July 12th marks the 215th anniversary of Alexander Hamilton’s death. As the first secretary of the treasury for America, he created the first national bank, consolidated the new country’s war debts, and established credit the country could count on. You could say he was America’s Chief Financial Officer. He was also a self-taught immigrant who started off with no wealth and ended up on the $10 bill. Thanks to his killer, Aaron Burr, Hamilton never reached retirement. But we can learn important financial lessons from the Founding Father who built our country’s financial system.
Know your finances
Hamilton grew up poor and was concerned with his own financial wellbeing, and the country’s in the long term. He wanted America to have a good financial system credit status. After the Revolutionary War, the country had $75 million of debt. Hamilton untangled the messy financial situation, bundled all securities, and reissued them – George Washington had some of the first Treasury bonds. Building wealth takes knowledge and a long-term vision for your finances. There are retirement strategies for high-income earners that address tax burdens, investment risk, and income planning.

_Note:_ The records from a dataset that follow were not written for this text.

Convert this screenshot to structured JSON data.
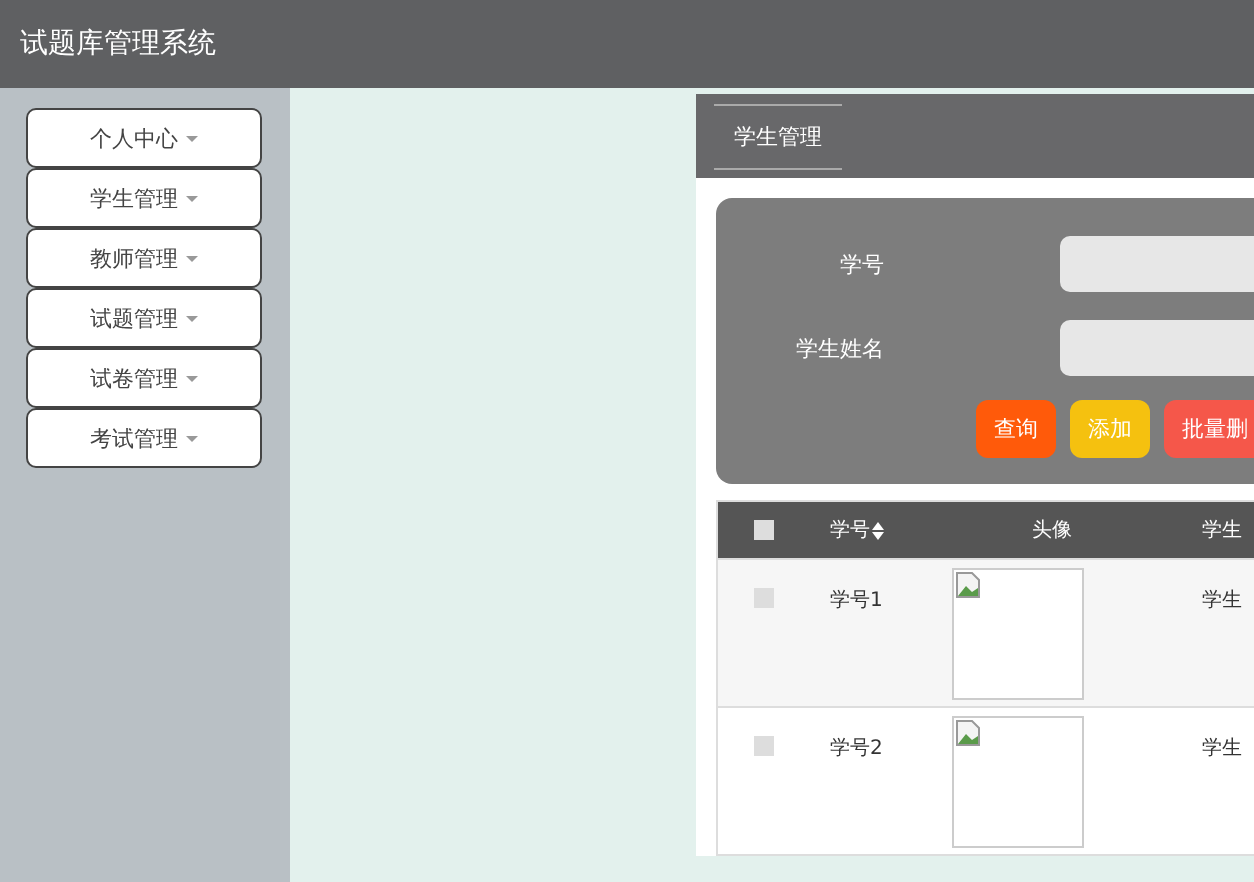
{
  "header": {
    "title": "试题库管理系统"
  },
  "sidebar": {
    "items": [
      {
        "label": "个人中心"
      },
      {
        "label": "学生管理"
      },
      {
        "label": "教师管理"
      },
      {
        "label": "试题管理"
      },
      {
        "label": "试卷管理"
      },
      {
        "label": "考试管理"
      }
    ]
  },
  "panel": {
    "tab": "学生管理",
    "search": {
      "fields": [
        {
          "label": "学号"
        },
        {
          "label": "学生姓名"
        }
      ],
      "buttons": [
        {
          "label": "查询",
          "kind": "query"
        },
        {
          "label": "添加",
          "kind": "add"
        },
        {
          "label": "批量删",
          "kind": "delete"
        }
      ]
    },
    "table": {
      "all_checked": false,
      "columns": [
        {
          "label": "学号",
          "sortable": true
        },
        {
          "label": "头像",
          "sortable": false
        },
        {
          "label": "学生",
          "sortable": false
        }
      ],
      "rows": [
        {
          "checked": false,
          "cells": [
            "学号1",
            "学生"
          ]
        },
        {
          "checked": false,
          "cells": [
            "学号2",
            "学生"
          ]
        }
      ]
    }
  }
}
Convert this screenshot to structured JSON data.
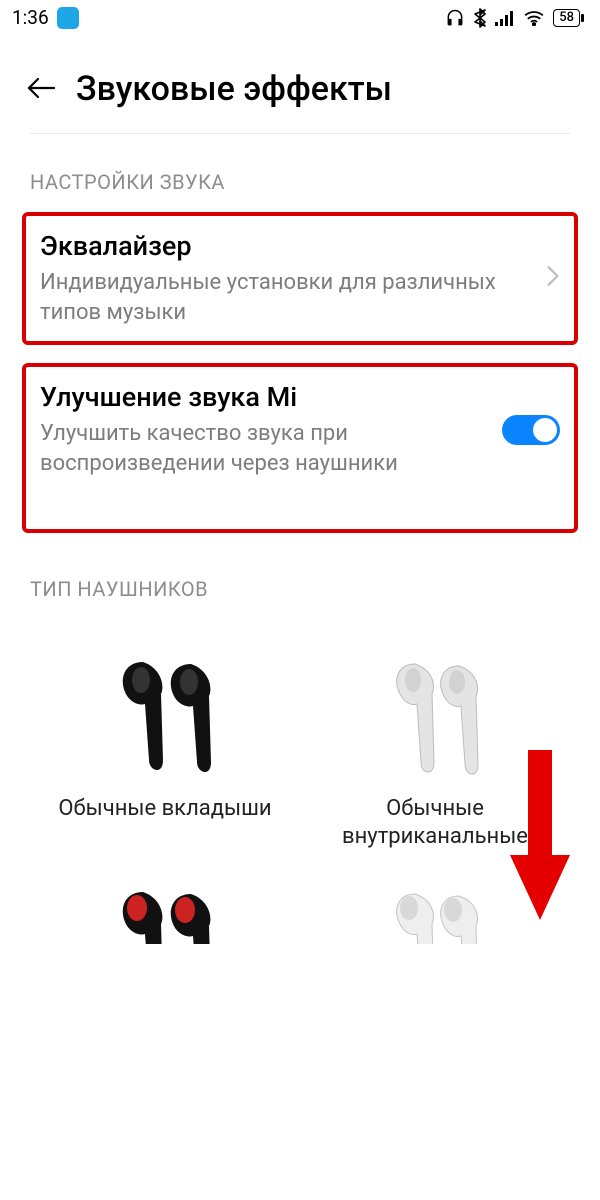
{
  "status": {
    "time": "1:36",
    "battery": "58"
  },
  "header": {
    "title": "Звуковые эффекты"
  },
  "sections": {
    "sound_settings_label": "НАСТРОЙКИ ЗВУКА",
    "headphone_type_label": "ТИП НАУШНИКОВ"
  },
  "equalizer": {
    "title": "Эквалайзер",
    "sub": "Индивидуальные установки для различных типов музыки"
  },
  "mi_enhance": {
    "title": "Улучшение звука Mi",
    "sub": "Улучшить качество звука при воспроизведении через наушники",
    "enabled": true
  },
  "headphones": [
    {
      "label": "Обычные вкладыши"
    },
    {
      "label": "Обычные внутриканальные"
    }
  ]
}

Adapt and react
Hamilton could be stubborn, but he also knew how to compromise. In 1790, there was a divide as to where the capitol of the country would be. Both the north and the south wanted it, so Hamilton struck a deal where the capitol would be in the middle. In exchange, he got enough votes to pass his assumption bill that allowed the federal government to assume state debts. There could be any number of problems that arise as you near retirement, and the ability to adapt your plan is crucial. Market volatility and personal crisis may come, but your retirement doesn’t have to suffer.
The importance of hard work
Alexander Hamilton was very intelligent, but he also worked hard to get ahead in life. He spent hours reading, writing, learning, and perfecting his work, and said “men give me credit for some genius. All the genius I have lies in this; when I have a subject in hand, I study it profoundly. Day and night it is before me.”
This is a testament to the fact that there’s no magic bullet for getting your financial affairs in order. Retirement planning is a long-term activity that the professionals at Bradshaw Financial Planning have dedicated years to practicing. You’ve worked hard to save for retirement, and should have a solid plan for the next 30 plus years. Schedule your no-cost, no-obligation financial review today.